**** The input

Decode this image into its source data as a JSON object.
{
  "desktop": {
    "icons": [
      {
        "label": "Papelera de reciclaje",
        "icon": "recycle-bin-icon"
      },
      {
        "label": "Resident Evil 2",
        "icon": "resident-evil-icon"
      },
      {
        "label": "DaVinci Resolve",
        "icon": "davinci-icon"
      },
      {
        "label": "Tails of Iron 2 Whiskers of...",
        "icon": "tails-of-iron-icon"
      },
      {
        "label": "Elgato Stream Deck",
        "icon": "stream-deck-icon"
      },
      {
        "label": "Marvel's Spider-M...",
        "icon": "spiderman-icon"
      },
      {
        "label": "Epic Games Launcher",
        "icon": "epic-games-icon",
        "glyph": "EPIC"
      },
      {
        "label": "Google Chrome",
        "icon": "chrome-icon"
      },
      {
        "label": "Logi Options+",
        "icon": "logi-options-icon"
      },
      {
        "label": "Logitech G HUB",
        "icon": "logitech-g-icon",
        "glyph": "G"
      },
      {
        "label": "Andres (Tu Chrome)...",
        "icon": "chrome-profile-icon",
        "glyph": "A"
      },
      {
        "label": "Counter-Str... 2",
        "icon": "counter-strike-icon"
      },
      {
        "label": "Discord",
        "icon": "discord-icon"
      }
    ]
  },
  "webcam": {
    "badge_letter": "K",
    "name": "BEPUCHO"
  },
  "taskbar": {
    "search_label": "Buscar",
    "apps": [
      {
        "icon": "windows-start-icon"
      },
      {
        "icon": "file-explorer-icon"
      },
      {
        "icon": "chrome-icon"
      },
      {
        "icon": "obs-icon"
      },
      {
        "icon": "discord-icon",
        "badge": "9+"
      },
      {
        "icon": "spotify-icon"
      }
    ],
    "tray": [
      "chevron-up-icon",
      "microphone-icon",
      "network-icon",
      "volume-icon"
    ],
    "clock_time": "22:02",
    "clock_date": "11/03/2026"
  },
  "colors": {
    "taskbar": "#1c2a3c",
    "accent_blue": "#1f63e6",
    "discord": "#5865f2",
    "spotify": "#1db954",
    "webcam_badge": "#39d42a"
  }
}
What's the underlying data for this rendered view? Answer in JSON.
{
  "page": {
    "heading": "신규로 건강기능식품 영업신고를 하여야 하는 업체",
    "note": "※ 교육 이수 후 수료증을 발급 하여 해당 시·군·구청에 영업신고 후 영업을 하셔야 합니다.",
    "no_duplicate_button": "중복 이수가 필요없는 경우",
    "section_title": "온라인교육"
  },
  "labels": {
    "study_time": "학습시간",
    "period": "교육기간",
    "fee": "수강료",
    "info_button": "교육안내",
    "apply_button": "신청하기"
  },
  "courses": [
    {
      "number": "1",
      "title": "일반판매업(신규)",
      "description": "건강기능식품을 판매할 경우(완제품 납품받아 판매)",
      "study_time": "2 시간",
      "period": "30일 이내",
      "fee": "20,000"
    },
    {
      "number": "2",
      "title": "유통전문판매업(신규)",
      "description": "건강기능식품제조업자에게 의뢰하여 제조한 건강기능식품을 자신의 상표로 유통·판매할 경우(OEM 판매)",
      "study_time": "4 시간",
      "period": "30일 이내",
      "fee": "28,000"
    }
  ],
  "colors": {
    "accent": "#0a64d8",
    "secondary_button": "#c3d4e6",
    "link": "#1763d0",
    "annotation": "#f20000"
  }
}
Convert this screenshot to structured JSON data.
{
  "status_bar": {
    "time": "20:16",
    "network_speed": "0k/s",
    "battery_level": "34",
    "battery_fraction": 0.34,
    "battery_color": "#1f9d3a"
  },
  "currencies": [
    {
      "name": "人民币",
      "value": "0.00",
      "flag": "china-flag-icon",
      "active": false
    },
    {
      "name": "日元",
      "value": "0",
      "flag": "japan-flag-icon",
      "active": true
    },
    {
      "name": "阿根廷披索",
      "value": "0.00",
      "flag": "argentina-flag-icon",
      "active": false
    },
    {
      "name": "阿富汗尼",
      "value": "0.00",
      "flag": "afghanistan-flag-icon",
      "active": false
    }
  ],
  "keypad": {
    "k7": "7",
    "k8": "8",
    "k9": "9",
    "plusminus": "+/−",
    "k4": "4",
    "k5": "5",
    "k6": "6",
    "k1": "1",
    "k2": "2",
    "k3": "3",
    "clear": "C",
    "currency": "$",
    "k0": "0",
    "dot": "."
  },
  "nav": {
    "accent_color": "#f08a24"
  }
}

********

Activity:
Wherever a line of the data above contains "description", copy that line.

Solved exercise:
      "description": "건강기능식품을 판매할 경우(완제품 납품받아 판매)",
      "description": "건강기능식품제조업자에게 의뢰하여 제조한 건강기능식품을 자신의 상표로 유통·판매할 경우(OEM 판매)",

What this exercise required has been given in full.